• EXERCISE DETAILS
Down to the last line below, repeat the entries word for word and drop the pictures.

▼

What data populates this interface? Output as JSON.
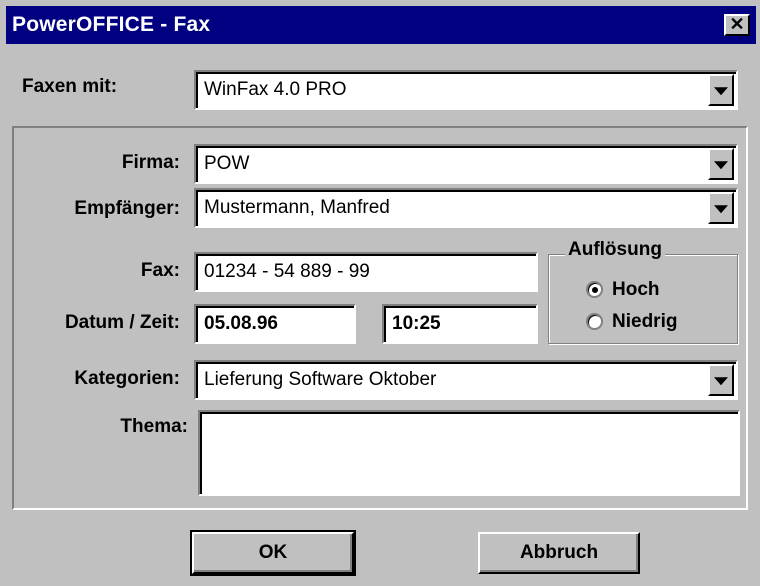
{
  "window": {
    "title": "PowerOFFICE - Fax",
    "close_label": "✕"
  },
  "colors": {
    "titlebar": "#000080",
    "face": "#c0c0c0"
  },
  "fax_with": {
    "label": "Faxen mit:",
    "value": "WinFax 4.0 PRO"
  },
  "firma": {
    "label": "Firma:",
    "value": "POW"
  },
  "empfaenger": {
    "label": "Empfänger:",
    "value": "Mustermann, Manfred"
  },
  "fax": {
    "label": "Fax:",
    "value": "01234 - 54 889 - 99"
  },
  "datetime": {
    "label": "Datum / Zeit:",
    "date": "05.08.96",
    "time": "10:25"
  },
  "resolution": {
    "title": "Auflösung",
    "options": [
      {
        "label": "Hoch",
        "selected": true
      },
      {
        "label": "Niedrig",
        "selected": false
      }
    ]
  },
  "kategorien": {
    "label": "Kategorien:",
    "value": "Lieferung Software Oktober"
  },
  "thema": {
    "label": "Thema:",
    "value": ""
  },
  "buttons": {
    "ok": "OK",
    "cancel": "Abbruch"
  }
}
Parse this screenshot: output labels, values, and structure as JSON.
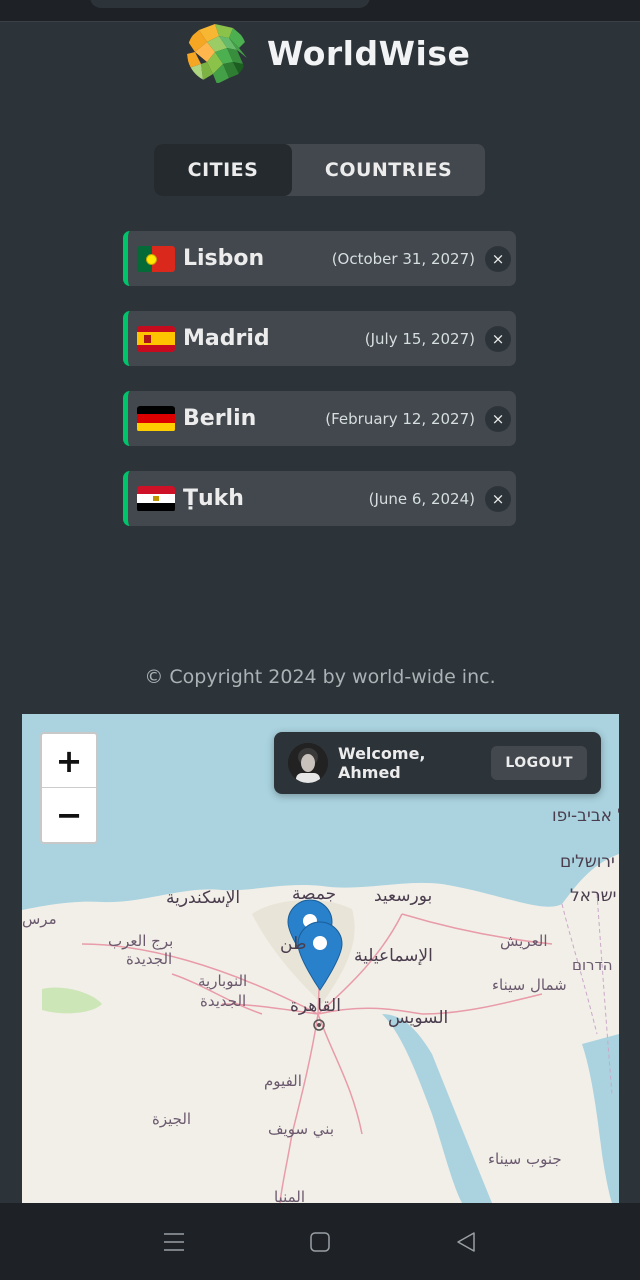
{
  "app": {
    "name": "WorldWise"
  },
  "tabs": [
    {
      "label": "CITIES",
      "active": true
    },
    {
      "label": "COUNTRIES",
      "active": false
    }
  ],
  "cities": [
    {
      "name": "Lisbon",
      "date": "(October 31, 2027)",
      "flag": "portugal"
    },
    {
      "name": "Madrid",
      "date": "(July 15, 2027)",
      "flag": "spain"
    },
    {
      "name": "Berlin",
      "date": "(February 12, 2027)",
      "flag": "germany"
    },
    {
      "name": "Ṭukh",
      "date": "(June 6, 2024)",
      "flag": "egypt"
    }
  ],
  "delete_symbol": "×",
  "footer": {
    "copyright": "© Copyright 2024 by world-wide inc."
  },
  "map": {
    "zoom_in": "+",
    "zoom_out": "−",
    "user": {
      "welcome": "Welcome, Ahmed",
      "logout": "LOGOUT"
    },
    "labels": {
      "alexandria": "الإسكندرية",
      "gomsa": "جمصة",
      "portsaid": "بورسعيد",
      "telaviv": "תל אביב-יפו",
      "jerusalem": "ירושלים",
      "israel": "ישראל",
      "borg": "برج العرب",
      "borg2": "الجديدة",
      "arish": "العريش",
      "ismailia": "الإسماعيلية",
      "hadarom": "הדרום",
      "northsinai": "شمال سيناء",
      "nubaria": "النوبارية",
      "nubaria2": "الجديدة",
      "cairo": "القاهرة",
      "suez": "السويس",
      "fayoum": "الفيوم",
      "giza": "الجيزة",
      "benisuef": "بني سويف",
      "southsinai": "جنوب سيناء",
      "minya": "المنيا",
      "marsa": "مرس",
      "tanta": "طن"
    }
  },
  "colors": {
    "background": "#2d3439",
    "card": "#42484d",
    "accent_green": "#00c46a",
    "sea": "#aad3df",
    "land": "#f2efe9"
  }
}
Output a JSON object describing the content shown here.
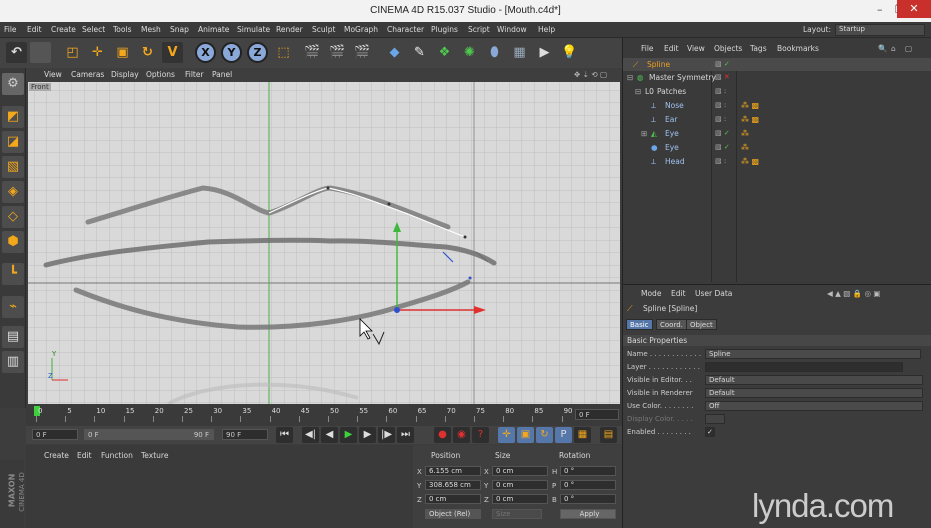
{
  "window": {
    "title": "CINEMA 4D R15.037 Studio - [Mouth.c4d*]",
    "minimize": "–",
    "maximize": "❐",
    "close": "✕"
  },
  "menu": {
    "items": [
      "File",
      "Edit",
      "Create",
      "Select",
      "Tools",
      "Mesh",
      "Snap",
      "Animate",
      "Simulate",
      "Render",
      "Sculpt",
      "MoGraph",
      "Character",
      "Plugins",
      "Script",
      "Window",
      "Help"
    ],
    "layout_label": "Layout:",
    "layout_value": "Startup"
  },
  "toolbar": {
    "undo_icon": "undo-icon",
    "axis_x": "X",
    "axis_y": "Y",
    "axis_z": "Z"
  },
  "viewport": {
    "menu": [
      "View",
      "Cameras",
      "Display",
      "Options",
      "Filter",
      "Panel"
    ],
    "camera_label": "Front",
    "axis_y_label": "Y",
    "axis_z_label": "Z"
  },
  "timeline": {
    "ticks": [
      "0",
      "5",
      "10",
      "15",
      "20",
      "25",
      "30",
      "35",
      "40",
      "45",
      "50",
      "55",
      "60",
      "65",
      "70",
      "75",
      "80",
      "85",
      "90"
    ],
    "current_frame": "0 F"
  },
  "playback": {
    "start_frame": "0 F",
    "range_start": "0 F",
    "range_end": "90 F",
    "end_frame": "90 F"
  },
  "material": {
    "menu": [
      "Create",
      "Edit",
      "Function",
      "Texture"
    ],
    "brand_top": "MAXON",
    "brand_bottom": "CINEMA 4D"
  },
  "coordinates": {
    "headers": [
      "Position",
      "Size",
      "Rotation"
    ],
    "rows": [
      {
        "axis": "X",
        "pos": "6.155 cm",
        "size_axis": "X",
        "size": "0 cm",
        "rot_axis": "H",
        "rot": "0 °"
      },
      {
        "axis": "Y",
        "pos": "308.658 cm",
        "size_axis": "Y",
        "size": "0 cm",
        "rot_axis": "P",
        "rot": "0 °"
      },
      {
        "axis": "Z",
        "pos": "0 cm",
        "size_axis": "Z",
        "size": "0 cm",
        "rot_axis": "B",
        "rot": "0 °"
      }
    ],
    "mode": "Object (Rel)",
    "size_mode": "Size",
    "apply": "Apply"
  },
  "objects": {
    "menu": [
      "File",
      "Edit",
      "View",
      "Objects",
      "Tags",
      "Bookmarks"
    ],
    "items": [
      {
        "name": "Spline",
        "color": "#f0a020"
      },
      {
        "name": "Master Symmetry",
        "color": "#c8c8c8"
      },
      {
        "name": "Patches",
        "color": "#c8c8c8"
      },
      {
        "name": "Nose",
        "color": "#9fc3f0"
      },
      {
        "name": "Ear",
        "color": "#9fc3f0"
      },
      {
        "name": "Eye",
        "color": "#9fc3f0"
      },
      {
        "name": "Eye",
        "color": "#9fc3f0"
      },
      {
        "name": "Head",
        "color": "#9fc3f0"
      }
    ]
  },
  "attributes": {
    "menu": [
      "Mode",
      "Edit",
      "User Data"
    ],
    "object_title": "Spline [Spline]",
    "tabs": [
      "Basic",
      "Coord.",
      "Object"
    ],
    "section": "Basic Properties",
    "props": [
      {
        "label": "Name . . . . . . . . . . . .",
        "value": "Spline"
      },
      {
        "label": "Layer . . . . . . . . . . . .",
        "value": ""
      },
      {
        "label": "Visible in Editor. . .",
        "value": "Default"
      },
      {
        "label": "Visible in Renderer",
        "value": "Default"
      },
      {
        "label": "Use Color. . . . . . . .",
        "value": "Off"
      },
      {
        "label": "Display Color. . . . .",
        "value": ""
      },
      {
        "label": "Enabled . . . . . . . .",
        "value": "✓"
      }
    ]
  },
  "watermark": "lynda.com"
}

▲

• EXPECTED ANSWER
What data populates this interface? Output as JSON.
{
  "window": {
    "title": "PowerOFFICE - Fax",
    "close_label": "✕"
  },
  "colors": {
    "titlebar": "#000080",
    "face": "#c0c0c0"
  },
  "fax_with": {
    "label": "Faxen mit:",
    "value": "WinFax 4.0 PRO"
  },
  "firma": {
    "label": "Firma:",
    "value": "POW"
  },
  "empfaenger": {
    "label": "Empfänger:",
    "value": "Mustermann, Manfred"
  },
  "fax": {
    "label": "Fax:",
    "value": "01234 - 54 889 - 99"
  },
  "datetime": {
    "label": "Datum / Zeit:",
    "date": "05.08.96",
    "time": "10:25"
  },
  "resolution": {
    "title": "Auflösung",
    "options": [
      {
        "label": "Hoch",
        "selected": true
      },
      {
        "label": "Niedrig",
        "selected": false
      }
    ]
  },
  "kategorien": {
    "label": "Kategorien:",
    "value": "Lieferung Software Oktober"
  },
  "thema": {
    "label": "Thema:",
    "value": ""
  },
  "buttons": {
    "ok": "OK",
    "cancel": "Abbruch"
  }
}
Parse this screenshot: output labels, values, and structure as JSON.
{
  "app": {
    "name": "WorldWise"
  },
  "tabs": [
    {
      "label": "CITIES",
      "active": true
    },
    {
      "label": "COUNTRIES",
      "active": false
    }
  ],
  "cities": [
    {
      "name": "Lisbon",
      "date": "(October 31, 2027)",
      "flag": "portugal"
    },
    {
      "name": "Madrid",
      "date": "(July 15, 2027)",
      "flag": "spain"
    },
    {
      "name": "Berlin",
      "date": "(February 12, 2027)",
      "flag": "germany"
    },
    {
      "name": "Ṭukh",
      "date": "(June 6, 2024)",
      "flag": "egypt"
    }
  ],
  "delete_symbol": "×",
  "footer": {
    "copyright": "© Copyright 2024 by world-wide inc."
  },
  "map": {
    "zoom_in": "+",
    "zoom_out": "−",
    "user": {
      "welcome": "Welcome, Ahmed",
      "logout": "LOGOUT"
    },
    "labels": {
      "alexandria": "الإسكندرية",
      "gomsa": "جمصة",
      "portsaid": "بورسعيد",
      "telaviv": "תל אביב-יפו",
      "jerusalem": "ירושלים",
      "israel": "ישראל",
      "borg": "برج العرب",
      "borg2": "الجديدة",
      "arish": "العريش",
      "ismailia": "الإسماعيلية",
      "hadarom": "הדרום",
      "northsinai": "شمال سيناء",
      "nubaria": "النوبارية",
      "nubaria2": "الجديدة",
      "cairo": "القاهرة",
      "suez": "السويس",
      "fayoum": "الفيوم",
      "giza": "الجيزة",
      "benisuef": "بني سويف",
      "southsinai": "جنوب سيناء",
      "minya": "المنيا",
      "marsa": "مرس",
      "tanta": "طن"
    }
  },
  "colors": {
    "background": "#2d3439",
    "card": "#42484d",
    "accent_green": "#00c46a",
    "sea": "#aad3df",
    "land": "#f2efe9"
  }
}
Output a JSON object describing the content shown here.
{
  "window": {
    "title": "CINEMA 4D R15.037 Studio - [Mouth.c4d*]",
    "minimize": "–",
    "maximize": "❐",
    "close": "✕"
  },
  "menu": {
    "items": [
      "File",
      "Edit",
      "Create",
      "Select",
      "Tools",
      "Mesh",
      "Snap",
      "Animate",
      "Simulate",
      "Render",
      "Sculpt",
      "MoGraph",
      "Character",
      "Plugins",
      "Script",
      "Window",
      "Help"
    ],
    "layout_label": "Layout:",
    "layout_value": "Startup"
  },
  "toolbar": {
    "undo_icon": "undo-icon",
    "axis_x": "X",
    "axis_y": "Y",
    "axis_z": "Z"
  },
  "viewport": {
    "menu": [
      "View",
      "Cameras",
      "Display",
      "Options",
      "Filter",
      "Panel"
    ],
    "camera_label": "Front",
    "axis_y_label": "Y",
    "axis_z_label": "Z"
  },
  "timeline": {
    "ticks": [
      "0",
      "5",
      "10",
      "15",
      "20",
      "25",
      "30",
      "35",
      "40",
      "45",
      "50",
      "55",
      "60",
      "65",
      "70",
      "75",
      "80",
      "85",
      "90"
    ],
    "current_frame": "0 F"
  },
  "playback": {
    "start_frame": "0 F",
    "range_start": "0 F",
    "range_end": "90 F",
    "end_frame": "90 F"
  },
  "material": {
    "menu": [
      "Create",
      "Edit",
      "Function",
      "Texture"
    ],
    "brand_top": "MAXON",
    "brand_bottom": "CINEMA 4D"
  },
  "coordinates": {
    "headers": [
      "Position",
      "Size",
      "Rotation"
    ],
    "rows": [
      {
        "axis": "X",
        "pos": "6.155 cm",
        "size_axis": "X",
        "size": "0 cm",
        "rot_axis": "H",
        "rot": "0 °"
      },
      {
        "axis": "Y",
        "pos": "308.658 cm",
        "size_axis": "Y",
        "size": "0 cm",
        "rot_axis": "P",
        "rot": "0 °"
      },
      {
        "axis": "Z",
        "pos": "0 cm",
        "size_axis": "Z",
        "size": "0 cm",
        "rot_axis": "B",
        "rot": "0 °"
      }
    ],
    "mode": "Object (Rel)",
    "size_mode": "Size",
    "apply": "Apply"
  },
  "objects": {
    "menu": [
      "File",
      "Edit",
      "View",
      "Objects",
      "Tags",
      "Bookmarks"
    ],
    "items": [
      {
        "name": "Spline",
        "color": "#f0a020"
      },
      {
        "name": "Master Symmetry",
        "color": "#c8c8c8"
      },
      {
        "name": "Patches",
        "color": "#c8c8c8"
      },
      {
        "name": "Nose",
        "color": "#9fc3f0"
      },
      {
        "name": "Ear",
        "color": "#9fc3f0"
      },
      {
        "name": "Eye",
        "color": "#9fc3f0"
      },
      {
        "name": "Eye",
        "color": "#9fc3f0"
      },
      {
        "name": "Head",
        "color": "#9fc3f0"
      }
    ]
  },
  "attributes": {
    "menu": [
      "Mode",
      "Edit",
      "User Data"
    ],
    "object_title": "Spline [Spline]",
    "tabs": [
      "Basic",
      "Coord.",
      "Object"
    ],
    "section": "Basic Properties",
    "props": [
      {
        "label": "Name . . . . . . . . . . . .",
        "value": "Spline"
      },
      {
        "label": "Layer . . . . . . . . . . . .",
        "value": ""
      },
      {
        "label": "Visible in Editor. . .",
        "value": "Default"
      },
      {
        "label": "Visible in Renderer",
        "value": "Default"
      },
      {
        "label": "Use Color. . . . . . . .",
        "value": "Off"
      },
      {
        "label": "Display Color. . . . .",
        "value": ""
      },
      {
        "label": "Enabled . . . . . . . .",
        "value": "✓"
      }
    ]
  },
  "watermark": "lynda.com"
}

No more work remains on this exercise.